Oh boy, it is TOUGH. 80% of Asian food is rice-based and everything that I LOVE! I had to say bye to briyani, chicken rice, chai peng, zhi char and so much more! I also have a very very sweet tooth so I had to bite my tongue to ensure that I kept to my decision Рwhich was so difficult especially when colleagues and family celebrated birthdays with decadent cakes, meetings were supplied with my favourite nonya snacks and I had to say bye to that refreshing glass of coke and iced green tea.

But this time it was different. I knew that if I did not do what I had to do, it could have serious implications. I have enough diabetics in my family to have seen the ugly head of diabetes, from life-long dependence on medication, amputations and even death. As hard as it was, I stuck to it and used it as a chance to lose some weight before my 2nd cycle. Those around me expressed awe at my determination and said “I wish I could be like you” but no, I wouldn’t wish this illness on ANYONE. I am not being healthy because I want to, but because I have to and that, is a very thin and sad line.

However, the hard work did pay off. I managed to lose about 7kg in 2 months. I was shocked but realised just how much my body was dependant on sugar. People noticed the change and I felt good about it and it compelled me to keep going. Each time I missed eating rice, I went on the weighing scale to remind myself how far I had come. After 3 weeks, the daily cravings were gone and I was more comfortable with my new regime of salads, salmons, chicken breasts, quinoa and lots of green veggies.

2 months into it, I am now about to incorporate rice back into my diet (WHAT?!?) because I don’t want the lack of carbs to affect the embryo.
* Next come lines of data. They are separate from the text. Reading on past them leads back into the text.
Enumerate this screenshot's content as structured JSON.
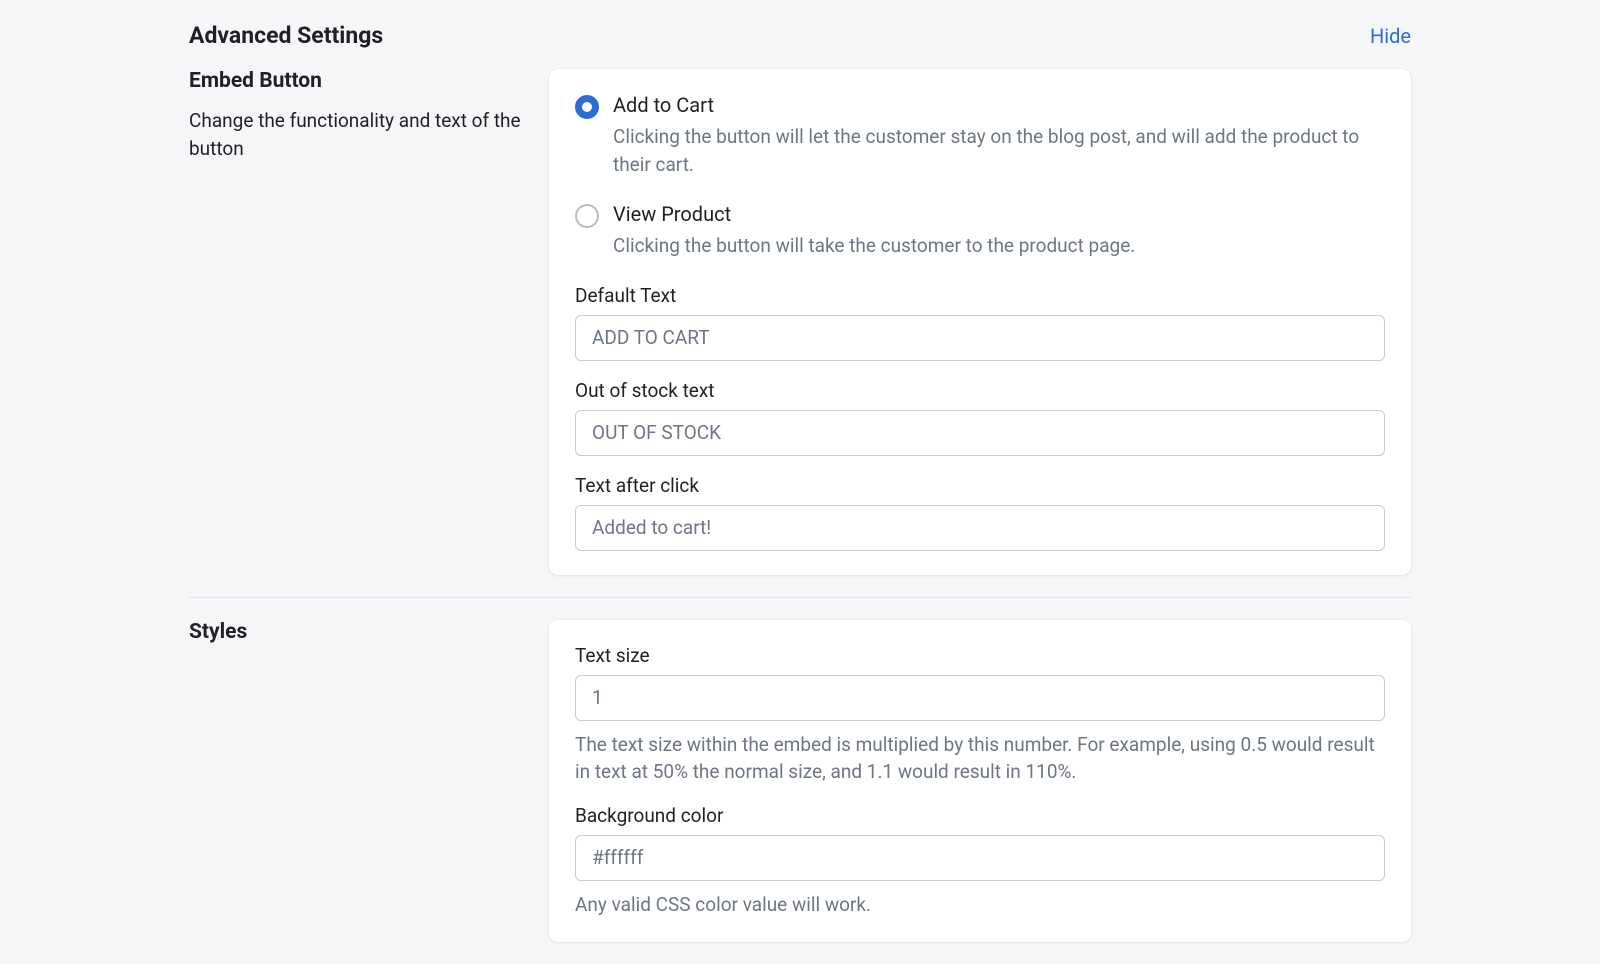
{
  "header": {
    "title": "Advanced Settings",
    "hide": "Hide"
  },
  "embed": {
    "title": "Embed Button",
    "desc": "Change the functionality and text of the button",
    "options": [
      {
        "label": "Add to Cart",
        "desc": "Clicking the button will let the customer stay on the blog post, and will add the product to their cart."
      },
      {
        "label": "View Product",
        "desc": "Clicking the button will take the customer to the product page."
      }
    ],
    "fields": {
      "default_text": {
        "label": "Default Text",
        "value": "ADD TO CART"
      },
      "out_of_stock": {
        "label": "Out of stock text",
        "value": "OUT OF STOCK"
      },
      "after_click": {
        "label": "Text after click",
        "value": "Added to cart!"
      }
    }
  },
  "styles": {
    "title": "Styles",
    "text_size": {
      "label": "Text size",
      "value": "1",
      "help": "The text size within the embed is multiplied by this number. For example, using 0.5 would result in text at 50% the normal size, and 1.1 would result in 110%."
    },
    "bg_color": {
      "label": "Background color",
      "value": "#ffffff",
      "help": "Any valid CSS color value will work."
    }
  }
}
Also, these past 2 months, we have mostly been cooking our own meals to ensure that we eat only what we can and want. However, in the upcoming 2WW, it will be difficult for to cook as I have to be on bed-rest most of the time, so I have asked my mum to help with daily meals and it is quite selfish of me to insist only on low-carb meals which she is not used to cooking. I have decided on brown and red rice with a low glycemic index (GI rate) so as not to affect my new lifestyle too drastically.
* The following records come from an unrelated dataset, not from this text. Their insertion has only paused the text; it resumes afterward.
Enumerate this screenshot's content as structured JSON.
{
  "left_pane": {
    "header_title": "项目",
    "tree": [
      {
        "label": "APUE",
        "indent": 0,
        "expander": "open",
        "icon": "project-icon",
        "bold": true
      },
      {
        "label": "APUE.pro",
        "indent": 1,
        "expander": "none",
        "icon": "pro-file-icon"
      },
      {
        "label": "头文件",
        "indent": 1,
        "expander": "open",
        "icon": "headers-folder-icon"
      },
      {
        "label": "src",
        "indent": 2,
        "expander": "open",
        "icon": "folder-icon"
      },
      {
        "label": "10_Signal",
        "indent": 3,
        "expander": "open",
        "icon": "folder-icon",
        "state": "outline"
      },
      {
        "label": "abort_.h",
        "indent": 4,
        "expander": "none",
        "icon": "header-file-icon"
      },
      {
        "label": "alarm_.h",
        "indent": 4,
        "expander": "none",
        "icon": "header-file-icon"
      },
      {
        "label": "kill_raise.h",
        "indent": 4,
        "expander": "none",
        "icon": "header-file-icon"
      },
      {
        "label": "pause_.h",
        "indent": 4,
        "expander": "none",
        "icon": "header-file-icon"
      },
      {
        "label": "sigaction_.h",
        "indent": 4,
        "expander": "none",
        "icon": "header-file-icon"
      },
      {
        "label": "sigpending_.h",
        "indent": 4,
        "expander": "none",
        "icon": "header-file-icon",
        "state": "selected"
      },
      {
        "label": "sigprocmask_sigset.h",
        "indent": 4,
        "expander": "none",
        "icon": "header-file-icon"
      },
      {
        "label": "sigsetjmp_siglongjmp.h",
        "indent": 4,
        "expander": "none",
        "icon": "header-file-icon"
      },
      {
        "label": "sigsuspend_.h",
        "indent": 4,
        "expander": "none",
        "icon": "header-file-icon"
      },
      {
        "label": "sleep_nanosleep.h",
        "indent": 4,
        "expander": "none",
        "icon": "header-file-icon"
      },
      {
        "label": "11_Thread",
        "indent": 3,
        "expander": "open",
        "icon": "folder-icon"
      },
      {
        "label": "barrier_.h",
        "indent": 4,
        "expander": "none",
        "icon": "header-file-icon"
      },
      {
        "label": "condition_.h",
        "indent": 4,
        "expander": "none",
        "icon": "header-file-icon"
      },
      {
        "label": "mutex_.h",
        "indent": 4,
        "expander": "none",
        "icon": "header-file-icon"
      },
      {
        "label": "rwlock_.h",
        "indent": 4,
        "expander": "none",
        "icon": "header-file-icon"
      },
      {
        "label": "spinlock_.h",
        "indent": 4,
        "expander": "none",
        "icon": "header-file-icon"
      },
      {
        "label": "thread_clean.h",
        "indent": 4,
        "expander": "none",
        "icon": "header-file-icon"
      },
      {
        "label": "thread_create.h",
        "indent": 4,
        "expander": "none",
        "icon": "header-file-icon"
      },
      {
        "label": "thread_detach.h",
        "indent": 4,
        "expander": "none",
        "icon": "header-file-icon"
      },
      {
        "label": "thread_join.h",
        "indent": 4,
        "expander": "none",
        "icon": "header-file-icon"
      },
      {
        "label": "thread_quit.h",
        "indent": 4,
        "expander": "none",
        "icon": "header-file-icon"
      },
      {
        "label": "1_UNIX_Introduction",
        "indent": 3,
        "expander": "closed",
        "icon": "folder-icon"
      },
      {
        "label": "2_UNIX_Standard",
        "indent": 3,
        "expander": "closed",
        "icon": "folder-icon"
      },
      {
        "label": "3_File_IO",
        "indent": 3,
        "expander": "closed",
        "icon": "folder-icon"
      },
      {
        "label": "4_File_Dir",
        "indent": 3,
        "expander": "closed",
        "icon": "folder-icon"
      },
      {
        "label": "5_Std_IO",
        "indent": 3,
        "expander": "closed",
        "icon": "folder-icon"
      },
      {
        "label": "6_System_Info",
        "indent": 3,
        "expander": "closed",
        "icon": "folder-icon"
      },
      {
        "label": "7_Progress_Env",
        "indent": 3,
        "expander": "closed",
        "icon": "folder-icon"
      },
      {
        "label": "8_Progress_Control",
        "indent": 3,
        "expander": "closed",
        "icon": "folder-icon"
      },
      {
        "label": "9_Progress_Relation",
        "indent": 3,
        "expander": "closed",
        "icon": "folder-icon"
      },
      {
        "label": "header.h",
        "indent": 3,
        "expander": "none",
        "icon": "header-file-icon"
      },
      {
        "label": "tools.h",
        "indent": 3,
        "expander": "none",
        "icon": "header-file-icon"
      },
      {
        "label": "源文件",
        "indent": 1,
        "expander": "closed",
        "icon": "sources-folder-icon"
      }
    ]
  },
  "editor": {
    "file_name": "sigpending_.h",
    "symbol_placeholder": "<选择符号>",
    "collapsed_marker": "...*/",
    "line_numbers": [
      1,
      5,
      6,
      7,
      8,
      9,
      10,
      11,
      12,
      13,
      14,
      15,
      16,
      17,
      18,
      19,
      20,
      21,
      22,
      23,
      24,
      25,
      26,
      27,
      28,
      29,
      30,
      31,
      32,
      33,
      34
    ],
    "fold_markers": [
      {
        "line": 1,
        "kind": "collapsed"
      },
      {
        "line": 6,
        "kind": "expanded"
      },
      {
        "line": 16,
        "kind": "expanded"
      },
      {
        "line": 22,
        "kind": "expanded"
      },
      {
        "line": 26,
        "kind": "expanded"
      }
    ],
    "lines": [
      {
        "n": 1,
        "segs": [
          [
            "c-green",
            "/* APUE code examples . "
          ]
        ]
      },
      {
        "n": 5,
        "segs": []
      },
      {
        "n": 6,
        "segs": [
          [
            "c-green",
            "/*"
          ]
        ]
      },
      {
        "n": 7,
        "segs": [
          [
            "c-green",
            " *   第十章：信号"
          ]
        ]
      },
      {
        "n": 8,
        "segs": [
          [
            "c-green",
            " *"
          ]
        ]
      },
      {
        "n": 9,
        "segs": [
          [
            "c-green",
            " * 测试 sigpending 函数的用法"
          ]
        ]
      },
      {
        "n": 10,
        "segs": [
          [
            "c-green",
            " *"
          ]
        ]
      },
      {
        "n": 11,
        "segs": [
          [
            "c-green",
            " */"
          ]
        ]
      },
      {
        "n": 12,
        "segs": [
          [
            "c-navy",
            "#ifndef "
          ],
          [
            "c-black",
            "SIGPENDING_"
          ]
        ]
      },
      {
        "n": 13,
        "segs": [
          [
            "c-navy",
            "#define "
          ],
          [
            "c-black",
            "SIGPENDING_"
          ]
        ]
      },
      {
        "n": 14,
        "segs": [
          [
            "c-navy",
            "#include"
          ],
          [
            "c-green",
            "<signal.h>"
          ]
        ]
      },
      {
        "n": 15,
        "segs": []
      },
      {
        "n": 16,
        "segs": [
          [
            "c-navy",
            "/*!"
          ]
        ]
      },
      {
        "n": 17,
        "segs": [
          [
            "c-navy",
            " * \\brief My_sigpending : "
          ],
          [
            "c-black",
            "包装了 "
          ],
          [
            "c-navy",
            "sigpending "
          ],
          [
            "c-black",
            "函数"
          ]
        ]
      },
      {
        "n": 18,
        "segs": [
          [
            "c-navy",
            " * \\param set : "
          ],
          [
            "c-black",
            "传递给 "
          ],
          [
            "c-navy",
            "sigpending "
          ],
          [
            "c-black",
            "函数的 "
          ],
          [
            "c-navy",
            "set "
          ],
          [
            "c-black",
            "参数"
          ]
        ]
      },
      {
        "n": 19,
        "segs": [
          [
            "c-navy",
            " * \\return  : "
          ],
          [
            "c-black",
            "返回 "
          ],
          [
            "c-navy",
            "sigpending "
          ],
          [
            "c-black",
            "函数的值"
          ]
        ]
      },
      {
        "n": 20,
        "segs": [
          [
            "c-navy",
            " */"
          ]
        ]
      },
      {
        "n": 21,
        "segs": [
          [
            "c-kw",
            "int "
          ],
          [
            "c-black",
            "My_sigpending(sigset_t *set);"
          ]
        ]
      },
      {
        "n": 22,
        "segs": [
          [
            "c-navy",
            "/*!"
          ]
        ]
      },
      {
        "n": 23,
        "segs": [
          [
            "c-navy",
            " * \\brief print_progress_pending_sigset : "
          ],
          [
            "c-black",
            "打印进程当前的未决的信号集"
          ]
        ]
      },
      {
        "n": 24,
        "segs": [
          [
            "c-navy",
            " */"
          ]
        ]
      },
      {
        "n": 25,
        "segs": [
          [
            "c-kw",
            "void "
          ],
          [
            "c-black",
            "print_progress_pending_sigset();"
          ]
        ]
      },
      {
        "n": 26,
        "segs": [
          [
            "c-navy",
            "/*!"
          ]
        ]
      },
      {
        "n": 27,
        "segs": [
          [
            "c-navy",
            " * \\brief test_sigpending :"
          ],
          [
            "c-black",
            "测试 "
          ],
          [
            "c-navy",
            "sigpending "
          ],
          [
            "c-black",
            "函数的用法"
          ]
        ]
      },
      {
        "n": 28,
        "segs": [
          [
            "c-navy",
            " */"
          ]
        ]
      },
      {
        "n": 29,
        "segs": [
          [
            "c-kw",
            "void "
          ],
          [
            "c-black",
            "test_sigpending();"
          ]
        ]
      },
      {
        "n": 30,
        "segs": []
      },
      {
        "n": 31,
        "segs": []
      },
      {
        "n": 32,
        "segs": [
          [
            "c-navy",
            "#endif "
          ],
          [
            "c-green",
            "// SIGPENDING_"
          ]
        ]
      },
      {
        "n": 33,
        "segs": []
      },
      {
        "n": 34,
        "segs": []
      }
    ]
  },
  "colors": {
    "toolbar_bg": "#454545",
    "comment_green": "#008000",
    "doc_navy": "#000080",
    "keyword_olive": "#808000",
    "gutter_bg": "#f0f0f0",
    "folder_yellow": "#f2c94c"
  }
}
Being diagnosed with diabetes was initially similar to a death sentence for me, but now I realise that it was a wake-up call for me to claim my life back. It is a difficult journey but I am determined to milk it for all it’s worth!